Nature, environment, healthiness, slow times: Sardinia tries to spring back rethinking its approach to tourism. The recipe of Sardinian municipalities for a “Manifesto of the resilient Sardinia”

Manifesto of the resilient Sardinia

The pandemic leads the island tourist industry into a deep rethinking of Sardinia as a destination and of the way of promoting it. The challenge for the end of the crisis starts from Santa Teresa di Gallura; beaches, restaurants, accommodation facilities, a strong relationship with host communities: COVID-19 redesigns the rules of hospitality and pushes for tourism based on nature, environment, healthiness, slow times. Stefania Taras, the municipality councillor for Tourism, proposes the “Manifesto of the resilient Sardinia”. According to her, “this is the message: in Sardinia it is possible to have a safe and regenerating holiday”. The objective, which must be seized upon after too many hesitations, is that of “building a more careful model of tourism, one that enhances environment more”.

Social distancing on the beach and in the clubs, reorganisation of facilities and services, sanitisation, tourism is turned into an experience rather than impacting the life of the host communities. The first point of the post-pandemic manifesto says: “healthcare becomes the top priority”. “The end of the lockdown starts from Sardinia? Only if clear guarantees are provided; meanwhile, the Island needs to rethink and promote itself in a new way”; that’s the councillor’s appeal to the 150 Sardinian municipalities registered as tourist towns. “Tourism is our primary economic source, and it’s seriously threatened”, she affirms. The idea is “having a project and creating critical mass in confronting the Region and the central government, which will have to adopt extraordinary measures”, she says.

Numbers clearly show a social emergency. According to the Observatory on 2018 LLCs budgets of the National Council and Foundation of Accountants, the turnover of the sector in 2020 in Sardinia will have a 514 million euros collapse: 325 million euros for accommodation facilities and 189 for catering. The lockdown has been a necessary evil, but the damage has been huge.

Franco Mulas, Marriott Costa Smeralda’s area manager, sends a message charged with optimism through the interview given to the local newspaper “La Nuova Sardegna”: among other things, he affirms that the exclusive destination for holiday in luxury is “ready to come back in June”. In southern Sardinia, the after-emergency programme is called “Per”: it’s ethical, web-oriented, involves Cagliari and Villasimius, proposes neighbourly relations, solidarity and an ethical way of doing business as an alternative to the giants of e-commerce.

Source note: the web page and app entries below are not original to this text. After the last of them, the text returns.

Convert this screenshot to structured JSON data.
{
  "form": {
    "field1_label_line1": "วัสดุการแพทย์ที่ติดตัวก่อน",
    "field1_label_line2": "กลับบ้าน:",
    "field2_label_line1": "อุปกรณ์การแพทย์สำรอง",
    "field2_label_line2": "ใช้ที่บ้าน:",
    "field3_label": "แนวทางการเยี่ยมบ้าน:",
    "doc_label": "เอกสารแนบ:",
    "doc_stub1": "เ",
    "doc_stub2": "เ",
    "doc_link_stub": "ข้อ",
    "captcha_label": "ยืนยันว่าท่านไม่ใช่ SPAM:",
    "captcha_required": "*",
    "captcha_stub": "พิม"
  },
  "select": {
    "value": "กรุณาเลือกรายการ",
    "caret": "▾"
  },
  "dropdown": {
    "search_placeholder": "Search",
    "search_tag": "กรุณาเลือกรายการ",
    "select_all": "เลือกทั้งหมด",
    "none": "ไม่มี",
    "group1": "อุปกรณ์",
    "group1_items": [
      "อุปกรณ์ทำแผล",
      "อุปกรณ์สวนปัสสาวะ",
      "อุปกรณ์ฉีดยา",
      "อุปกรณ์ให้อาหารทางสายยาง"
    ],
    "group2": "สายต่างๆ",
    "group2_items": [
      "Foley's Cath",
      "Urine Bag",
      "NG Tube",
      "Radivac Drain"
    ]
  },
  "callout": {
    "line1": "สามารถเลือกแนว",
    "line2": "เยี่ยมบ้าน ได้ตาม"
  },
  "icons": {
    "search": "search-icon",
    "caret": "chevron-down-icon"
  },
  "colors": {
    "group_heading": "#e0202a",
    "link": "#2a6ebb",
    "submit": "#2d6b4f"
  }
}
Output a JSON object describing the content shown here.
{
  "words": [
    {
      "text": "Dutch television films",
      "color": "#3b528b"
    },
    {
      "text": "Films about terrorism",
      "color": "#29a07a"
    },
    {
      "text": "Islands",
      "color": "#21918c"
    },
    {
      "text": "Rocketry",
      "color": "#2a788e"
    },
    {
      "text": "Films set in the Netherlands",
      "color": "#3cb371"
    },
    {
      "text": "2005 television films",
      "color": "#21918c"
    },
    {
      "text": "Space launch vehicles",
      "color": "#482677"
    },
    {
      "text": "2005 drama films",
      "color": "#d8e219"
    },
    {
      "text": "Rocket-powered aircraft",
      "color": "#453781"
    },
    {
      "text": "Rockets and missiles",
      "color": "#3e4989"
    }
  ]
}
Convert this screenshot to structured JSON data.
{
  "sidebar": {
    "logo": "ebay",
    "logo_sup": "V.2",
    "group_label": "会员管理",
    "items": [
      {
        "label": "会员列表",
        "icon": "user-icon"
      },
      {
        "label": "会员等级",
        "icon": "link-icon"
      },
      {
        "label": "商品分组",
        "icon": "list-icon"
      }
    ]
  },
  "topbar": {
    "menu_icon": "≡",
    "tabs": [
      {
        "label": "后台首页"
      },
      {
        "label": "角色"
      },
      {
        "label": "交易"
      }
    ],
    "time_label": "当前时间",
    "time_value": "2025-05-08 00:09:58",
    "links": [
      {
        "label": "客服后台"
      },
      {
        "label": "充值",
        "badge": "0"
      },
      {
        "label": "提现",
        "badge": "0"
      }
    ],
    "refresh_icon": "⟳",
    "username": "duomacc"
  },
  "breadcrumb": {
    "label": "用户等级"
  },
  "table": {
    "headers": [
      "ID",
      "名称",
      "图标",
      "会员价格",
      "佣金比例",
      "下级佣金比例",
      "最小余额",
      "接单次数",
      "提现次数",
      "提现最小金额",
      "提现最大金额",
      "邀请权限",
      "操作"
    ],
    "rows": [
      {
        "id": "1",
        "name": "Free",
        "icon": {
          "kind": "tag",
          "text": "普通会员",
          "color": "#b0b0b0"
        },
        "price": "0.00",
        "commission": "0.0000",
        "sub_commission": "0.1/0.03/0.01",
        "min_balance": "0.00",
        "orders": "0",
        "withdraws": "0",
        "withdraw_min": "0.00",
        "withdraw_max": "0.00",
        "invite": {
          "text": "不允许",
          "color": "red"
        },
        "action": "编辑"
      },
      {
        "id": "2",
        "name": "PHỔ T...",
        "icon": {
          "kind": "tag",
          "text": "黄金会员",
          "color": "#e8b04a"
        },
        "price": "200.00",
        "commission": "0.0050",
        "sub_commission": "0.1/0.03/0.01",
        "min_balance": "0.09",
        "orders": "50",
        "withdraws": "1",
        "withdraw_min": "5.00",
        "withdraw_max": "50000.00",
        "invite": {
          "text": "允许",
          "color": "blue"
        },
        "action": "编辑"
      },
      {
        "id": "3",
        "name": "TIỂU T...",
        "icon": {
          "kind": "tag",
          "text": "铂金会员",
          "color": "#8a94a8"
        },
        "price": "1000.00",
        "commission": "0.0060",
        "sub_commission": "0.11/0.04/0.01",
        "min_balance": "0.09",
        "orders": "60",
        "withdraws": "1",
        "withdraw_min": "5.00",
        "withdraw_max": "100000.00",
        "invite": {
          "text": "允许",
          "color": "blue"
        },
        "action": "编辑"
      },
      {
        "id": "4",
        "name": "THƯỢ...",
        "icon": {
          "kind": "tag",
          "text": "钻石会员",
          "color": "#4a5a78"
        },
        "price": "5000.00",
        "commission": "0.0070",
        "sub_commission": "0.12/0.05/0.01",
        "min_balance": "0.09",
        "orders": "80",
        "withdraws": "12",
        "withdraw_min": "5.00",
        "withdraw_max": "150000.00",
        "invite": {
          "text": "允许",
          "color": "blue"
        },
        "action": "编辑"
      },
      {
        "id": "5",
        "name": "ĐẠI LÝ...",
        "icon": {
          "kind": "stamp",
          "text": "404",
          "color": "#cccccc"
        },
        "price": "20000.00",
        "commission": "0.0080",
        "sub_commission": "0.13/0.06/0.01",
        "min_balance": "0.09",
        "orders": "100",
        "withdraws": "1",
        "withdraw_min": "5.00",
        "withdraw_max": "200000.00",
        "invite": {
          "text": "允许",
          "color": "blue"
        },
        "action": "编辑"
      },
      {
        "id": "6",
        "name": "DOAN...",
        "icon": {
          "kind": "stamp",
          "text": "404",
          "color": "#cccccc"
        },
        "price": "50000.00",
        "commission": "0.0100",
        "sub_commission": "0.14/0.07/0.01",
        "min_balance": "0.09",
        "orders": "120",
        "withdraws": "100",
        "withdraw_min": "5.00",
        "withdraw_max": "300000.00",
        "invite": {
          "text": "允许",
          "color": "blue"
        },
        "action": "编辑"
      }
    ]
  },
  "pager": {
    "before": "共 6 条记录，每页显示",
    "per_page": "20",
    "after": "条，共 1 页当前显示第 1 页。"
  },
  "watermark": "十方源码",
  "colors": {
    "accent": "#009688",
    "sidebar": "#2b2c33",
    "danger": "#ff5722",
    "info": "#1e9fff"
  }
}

Scientists have a more cautious approach. “Transmissibility in the marine environment is excluded, but every forecast is premature” says Stefano Vella, physician, scientist and member of the technical-scientific committee supporting the Region. He believes that “we still need some months to make predictions, in April and May we will acquire the data to understand if the virus is really leaving”. According to Vella, “low population density helped Sardinia”; however, “we will have to live with it for a long time” and other precautions, such as social distancing and masks:so, making predictions “is rash”. He underlines that, among other things, there could be “a risk of reinfection; first, let’s knock down the virus”.